──────── Given data
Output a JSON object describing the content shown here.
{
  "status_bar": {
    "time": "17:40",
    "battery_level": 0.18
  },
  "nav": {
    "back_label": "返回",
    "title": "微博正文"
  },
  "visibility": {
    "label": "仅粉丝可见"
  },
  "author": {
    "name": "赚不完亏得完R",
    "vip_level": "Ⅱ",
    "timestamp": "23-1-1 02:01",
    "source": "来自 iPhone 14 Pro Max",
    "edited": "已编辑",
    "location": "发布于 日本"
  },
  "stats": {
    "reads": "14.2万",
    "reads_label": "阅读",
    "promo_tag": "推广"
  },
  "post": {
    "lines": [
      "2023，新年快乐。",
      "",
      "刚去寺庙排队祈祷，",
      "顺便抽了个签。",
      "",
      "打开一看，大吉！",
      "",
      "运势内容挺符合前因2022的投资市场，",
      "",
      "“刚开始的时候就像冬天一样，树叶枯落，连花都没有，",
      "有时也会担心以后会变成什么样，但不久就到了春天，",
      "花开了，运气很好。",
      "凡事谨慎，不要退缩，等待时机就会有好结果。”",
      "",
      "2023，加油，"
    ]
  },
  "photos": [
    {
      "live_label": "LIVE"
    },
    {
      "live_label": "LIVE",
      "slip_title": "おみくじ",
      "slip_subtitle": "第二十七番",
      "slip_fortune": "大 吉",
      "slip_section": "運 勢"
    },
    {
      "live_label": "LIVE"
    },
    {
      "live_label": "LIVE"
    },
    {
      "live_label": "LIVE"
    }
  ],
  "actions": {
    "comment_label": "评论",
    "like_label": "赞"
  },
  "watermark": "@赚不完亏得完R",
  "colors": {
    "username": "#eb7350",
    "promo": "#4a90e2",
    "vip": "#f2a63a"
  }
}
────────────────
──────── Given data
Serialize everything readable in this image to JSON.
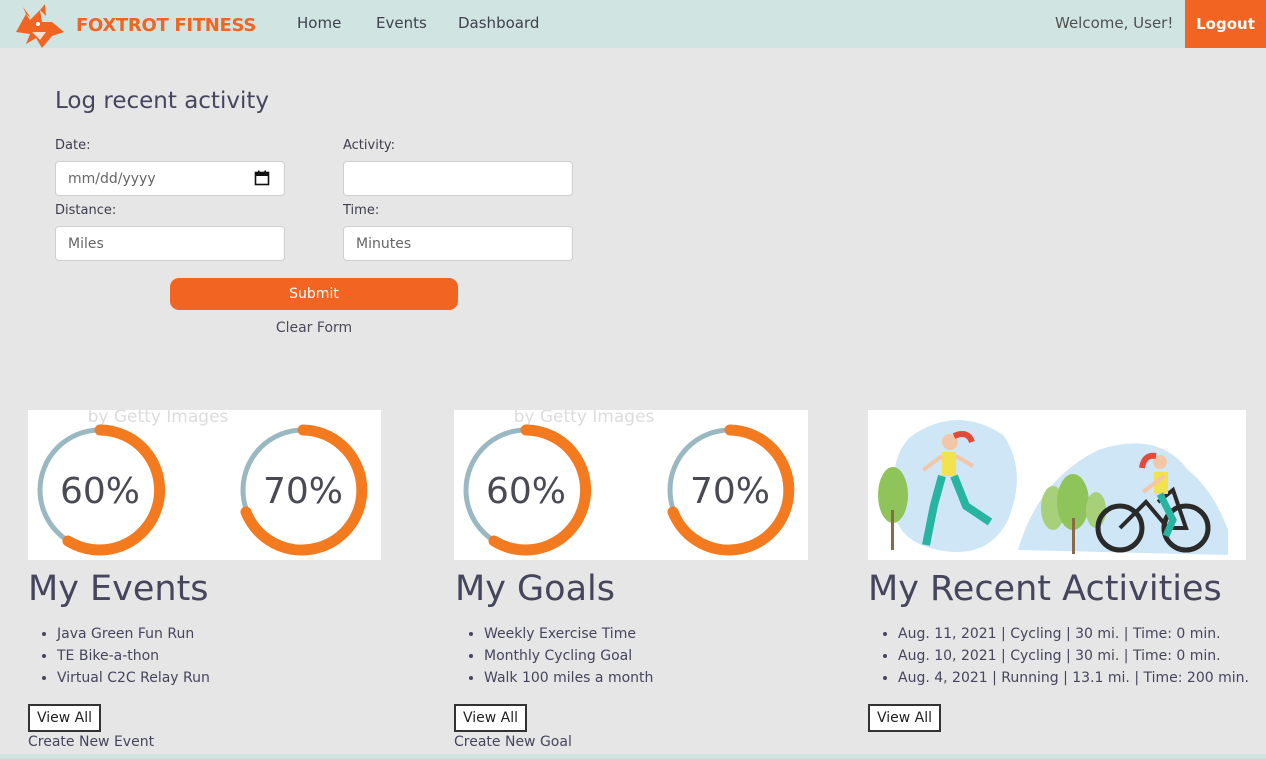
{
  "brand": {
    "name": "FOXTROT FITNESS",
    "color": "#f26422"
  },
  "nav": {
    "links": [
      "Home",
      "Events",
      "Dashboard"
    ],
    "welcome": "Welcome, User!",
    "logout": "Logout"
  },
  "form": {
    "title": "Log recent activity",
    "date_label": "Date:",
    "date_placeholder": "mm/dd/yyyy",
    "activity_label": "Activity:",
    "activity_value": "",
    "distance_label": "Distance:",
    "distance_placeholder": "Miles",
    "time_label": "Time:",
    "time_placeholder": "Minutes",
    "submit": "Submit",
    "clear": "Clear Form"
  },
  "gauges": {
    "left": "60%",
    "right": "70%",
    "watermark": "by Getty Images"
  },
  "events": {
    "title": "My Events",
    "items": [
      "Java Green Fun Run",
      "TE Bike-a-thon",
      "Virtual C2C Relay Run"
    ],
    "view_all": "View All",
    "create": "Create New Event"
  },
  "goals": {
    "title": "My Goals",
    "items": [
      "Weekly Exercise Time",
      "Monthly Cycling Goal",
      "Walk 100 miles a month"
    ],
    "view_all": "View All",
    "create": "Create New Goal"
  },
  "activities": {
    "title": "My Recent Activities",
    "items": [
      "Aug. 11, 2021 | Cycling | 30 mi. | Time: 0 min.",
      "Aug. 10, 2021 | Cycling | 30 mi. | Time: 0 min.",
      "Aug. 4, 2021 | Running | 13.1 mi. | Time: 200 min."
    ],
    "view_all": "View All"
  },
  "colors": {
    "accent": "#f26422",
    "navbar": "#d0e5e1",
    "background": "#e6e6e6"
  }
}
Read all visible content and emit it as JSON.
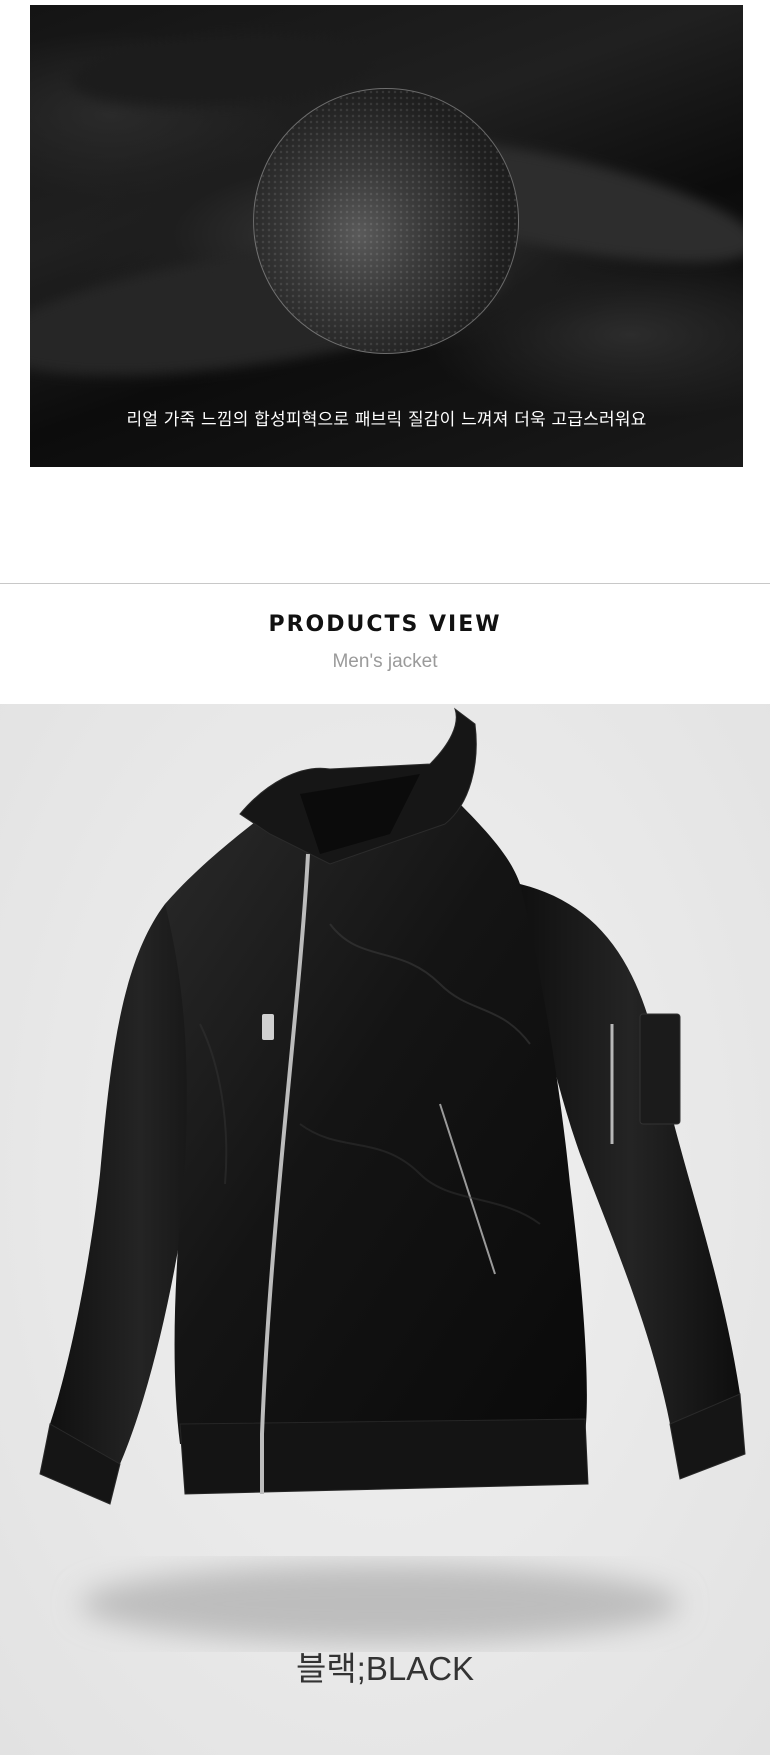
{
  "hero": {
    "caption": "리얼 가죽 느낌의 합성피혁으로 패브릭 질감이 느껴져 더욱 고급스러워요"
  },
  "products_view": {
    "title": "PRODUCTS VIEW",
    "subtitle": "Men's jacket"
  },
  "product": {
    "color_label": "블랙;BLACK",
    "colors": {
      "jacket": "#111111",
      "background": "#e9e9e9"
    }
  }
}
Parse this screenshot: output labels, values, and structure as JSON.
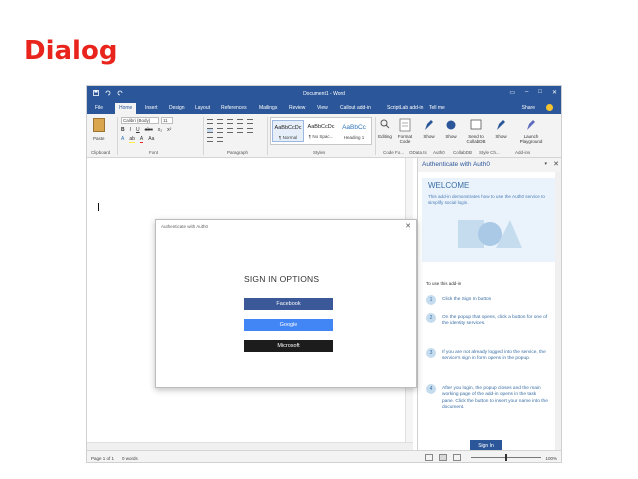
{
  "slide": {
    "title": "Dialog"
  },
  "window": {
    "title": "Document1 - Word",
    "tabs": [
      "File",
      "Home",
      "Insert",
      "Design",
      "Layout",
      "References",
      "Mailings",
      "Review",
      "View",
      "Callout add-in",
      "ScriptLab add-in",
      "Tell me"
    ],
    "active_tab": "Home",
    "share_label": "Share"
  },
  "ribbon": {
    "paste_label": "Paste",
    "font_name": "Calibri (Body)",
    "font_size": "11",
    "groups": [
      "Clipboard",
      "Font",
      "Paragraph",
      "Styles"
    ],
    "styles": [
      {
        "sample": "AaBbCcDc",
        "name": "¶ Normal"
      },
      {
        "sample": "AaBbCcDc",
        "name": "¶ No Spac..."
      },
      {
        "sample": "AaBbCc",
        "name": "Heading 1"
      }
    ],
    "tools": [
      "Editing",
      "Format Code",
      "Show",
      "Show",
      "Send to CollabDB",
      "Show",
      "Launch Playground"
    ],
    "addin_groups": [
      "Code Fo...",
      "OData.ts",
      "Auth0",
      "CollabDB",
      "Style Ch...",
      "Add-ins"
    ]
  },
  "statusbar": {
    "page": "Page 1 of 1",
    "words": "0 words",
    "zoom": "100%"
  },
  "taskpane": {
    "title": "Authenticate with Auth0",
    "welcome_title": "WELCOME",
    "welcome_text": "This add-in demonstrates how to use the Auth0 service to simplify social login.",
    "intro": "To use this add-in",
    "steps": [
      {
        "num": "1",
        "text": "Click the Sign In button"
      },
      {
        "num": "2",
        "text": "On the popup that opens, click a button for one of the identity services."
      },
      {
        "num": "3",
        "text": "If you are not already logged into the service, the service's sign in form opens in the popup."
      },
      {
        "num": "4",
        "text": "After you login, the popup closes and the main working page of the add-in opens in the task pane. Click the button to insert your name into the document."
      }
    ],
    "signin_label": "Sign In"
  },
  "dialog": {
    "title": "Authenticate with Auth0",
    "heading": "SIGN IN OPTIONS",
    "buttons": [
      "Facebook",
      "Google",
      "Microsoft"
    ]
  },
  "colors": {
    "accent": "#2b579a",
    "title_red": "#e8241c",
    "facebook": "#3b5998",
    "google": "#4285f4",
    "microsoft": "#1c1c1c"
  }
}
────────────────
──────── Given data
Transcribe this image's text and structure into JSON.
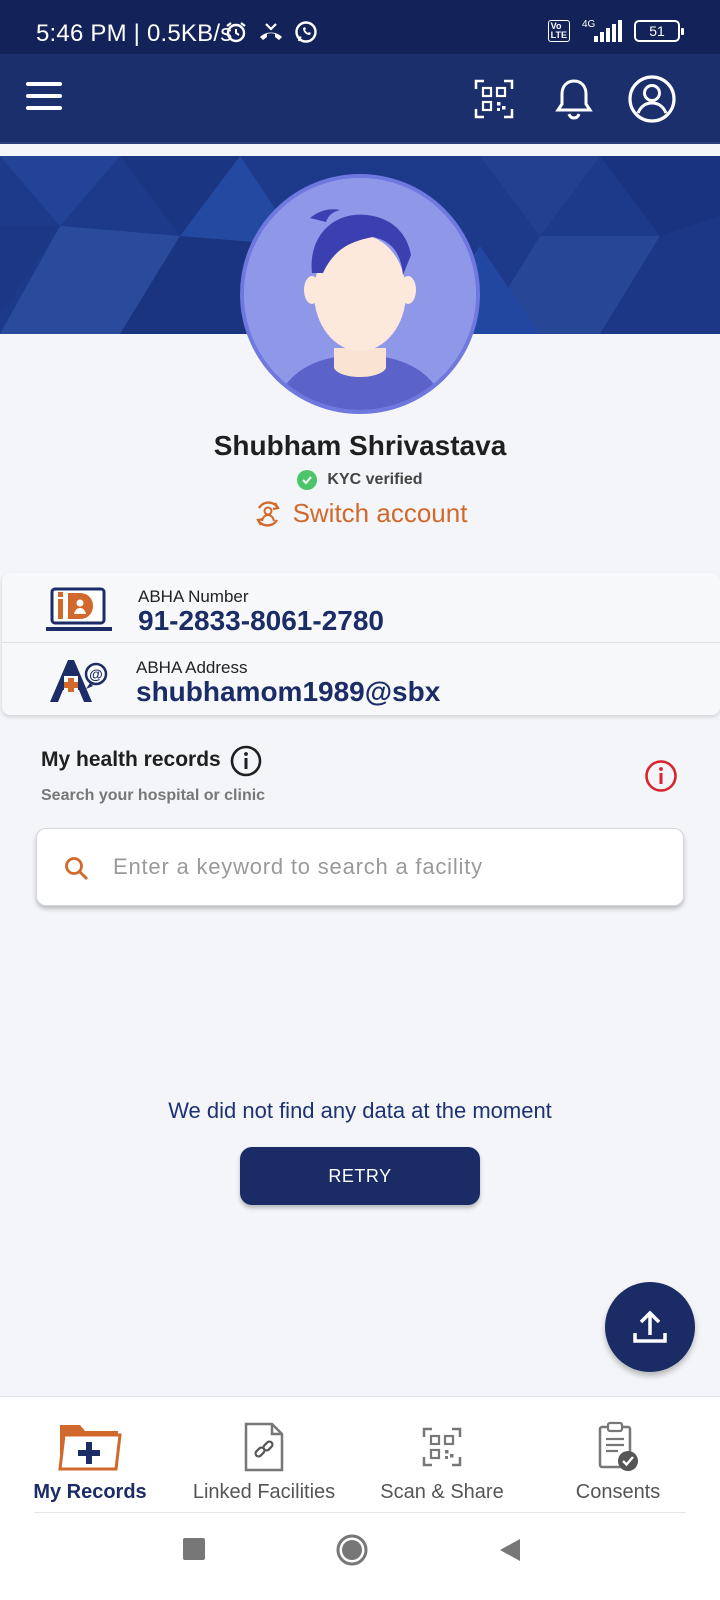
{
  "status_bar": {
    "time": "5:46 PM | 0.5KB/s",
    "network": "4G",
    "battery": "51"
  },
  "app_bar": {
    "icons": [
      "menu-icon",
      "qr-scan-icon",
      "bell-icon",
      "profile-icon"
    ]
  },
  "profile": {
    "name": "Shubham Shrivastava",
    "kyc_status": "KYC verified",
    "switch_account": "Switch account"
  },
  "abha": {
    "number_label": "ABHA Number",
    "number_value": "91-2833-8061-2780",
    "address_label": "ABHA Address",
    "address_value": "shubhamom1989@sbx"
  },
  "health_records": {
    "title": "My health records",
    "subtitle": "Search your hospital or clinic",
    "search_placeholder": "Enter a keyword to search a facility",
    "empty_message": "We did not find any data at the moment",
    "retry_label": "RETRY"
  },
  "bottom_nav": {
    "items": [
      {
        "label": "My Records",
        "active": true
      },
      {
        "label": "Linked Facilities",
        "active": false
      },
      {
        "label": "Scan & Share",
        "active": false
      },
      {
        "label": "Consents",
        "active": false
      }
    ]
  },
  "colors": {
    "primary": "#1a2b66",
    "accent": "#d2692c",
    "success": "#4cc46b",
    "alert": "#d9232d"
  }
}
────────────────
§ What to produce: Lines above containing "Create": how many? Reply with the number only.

§ Solution to this task: 2